Saddam Hussein should have been left to run Iraq, says CIA Officer who interrogated himA CIA officer who interrogated Iraqi dictator Saddam Hussain, after he was captured by US-led coalition forces in December 2003, has revealed that the former Iraq President had warned that the occupation of Iraq wouldn't be a "cakewalk" .
A CIA officer who interrogated Iraqi dictator Saddam Hussain, after he was captured by US-led coalition forces in December 2003, has revealed that the former Iraq President had warned that the occupation of Iraq wouldn't be as much of a "cakewalk" as US leadership assumed at the time.
John Nixon, the former CIA officer, has made these revelations in a new book coming out this month.
"When I interrogated Saddam, he told me: 'You are going to fail.

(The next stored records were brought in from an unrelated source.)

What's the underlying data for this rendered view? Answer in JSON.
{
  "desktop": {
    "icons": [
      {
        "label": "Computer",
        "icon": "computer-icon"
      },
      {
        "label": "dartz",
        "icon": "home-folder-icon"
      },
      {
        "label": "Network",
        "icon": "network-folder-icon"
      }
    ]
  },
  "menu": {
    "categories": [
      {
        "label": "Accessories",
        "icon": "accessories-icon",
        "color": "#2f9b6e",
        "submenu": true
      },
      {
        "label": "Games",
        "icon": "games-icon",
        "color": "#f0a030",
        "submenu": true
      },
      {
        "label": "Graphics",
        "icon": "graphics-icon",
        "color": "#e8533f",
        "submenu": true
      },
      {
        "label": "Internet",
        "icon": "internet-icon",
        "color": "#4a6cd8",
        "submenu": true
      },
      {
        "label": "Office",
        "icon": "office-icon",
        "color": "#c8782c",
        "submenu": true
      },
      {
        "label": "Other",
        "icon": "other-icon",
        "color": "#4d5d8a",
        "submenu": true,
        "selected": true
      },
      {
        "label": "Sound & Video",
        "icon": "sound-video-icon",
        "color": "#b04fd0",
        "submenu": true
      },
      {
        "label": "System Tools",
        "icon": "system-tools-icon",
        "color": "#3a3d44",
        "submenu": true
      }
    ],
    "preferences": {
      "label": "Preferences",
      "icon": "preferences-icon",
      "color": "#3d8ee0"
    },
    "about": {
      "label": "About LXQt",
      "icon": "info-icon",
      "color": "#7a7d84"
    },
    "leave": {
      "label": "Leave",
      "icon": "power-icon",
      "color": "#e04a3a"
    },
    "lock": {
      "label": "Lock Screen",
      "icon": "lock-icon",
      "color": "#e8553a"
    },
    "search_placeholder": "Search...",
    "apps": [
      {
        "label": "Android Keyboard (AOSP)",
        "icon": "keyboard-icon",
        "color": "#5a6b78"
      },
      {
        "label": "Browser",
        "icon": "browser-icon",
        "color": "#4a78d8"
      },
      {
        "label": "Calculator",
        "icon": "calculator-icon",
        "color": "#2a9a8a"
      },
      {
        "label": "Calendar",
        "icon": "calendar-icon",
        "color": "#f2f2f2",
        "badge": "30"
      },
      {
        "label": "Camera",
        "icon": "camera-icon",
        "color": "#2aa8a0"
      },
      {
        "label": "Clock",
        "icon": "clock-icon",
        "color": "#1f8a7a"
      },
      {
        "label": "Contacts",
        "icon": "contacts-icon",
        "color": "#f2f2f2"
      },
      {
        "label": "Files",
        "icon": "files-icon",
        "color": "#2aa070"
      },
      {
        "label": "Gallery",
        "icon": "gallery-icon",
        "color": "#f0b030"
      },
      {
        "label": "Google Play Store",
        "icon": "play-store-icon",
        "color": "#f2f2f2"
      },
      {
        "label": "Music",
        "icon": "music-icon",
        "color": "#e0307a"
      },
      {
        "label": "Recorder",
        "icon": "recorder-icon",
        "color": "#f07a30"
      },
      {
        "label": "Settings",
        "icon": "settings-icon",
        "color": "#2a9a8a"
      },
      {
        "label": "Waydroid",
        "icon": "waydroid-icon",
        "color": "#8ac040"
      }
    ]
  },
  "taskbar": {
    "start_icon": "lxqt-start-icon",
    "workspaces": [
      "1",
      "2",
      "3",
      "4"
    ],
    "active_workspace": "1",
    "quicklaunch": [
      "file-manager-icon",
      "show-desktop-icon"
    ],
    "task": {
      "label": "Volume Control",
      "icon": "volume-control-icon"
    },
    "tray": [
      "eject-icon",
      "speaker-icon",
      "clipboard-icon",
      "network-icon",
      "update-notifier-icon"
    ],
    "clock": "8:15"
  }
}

You are going to find that it is not so easy to govern Iraq.' When I told him I was curious why he felt that way, he replied: 'You are going to fail in Iraq because you do not know the language, the history, and you do not understand the Arab mind, " John Nixon wrote according to the excerpts of the book published by Time magazine.
John Nixon opined that Saddam Hussein had a point and that a ruthless strongman like him was necessary to "maintain Iraq's multi-ethnic state" and keep both Sunni extremism and the power of Shiite-led Iran, a Hussein foe, at bay.
"Saddam's leadership style and penchant for brutality were among the many faults of his regime, but he could be ruthlessly decisive when he felt his power base was threatened, and it is far from certain that his regime would have been overthrown by a movement of popular discontent," he wrote.
"Likewise, it is improbable that a group like ISIS would have been able to enjoy the kind of success under his repressive regime that they have had under the Shia-led Baghdad government," he added.
John Nixon further said that despite note liking Saddam Hussain, he developed respect for him for his ability to rule a complex nation like Iraq.
"Although I found Saddam to be thoroughly unlikeable, I came away with a grudging respect for how he was able to maintain the Iraqi nation as a whole for as long as he did," wrote Nixon.
"He told me once, 'Before me, there was only bickering and arguing. I ended all that and made people agree!" he added.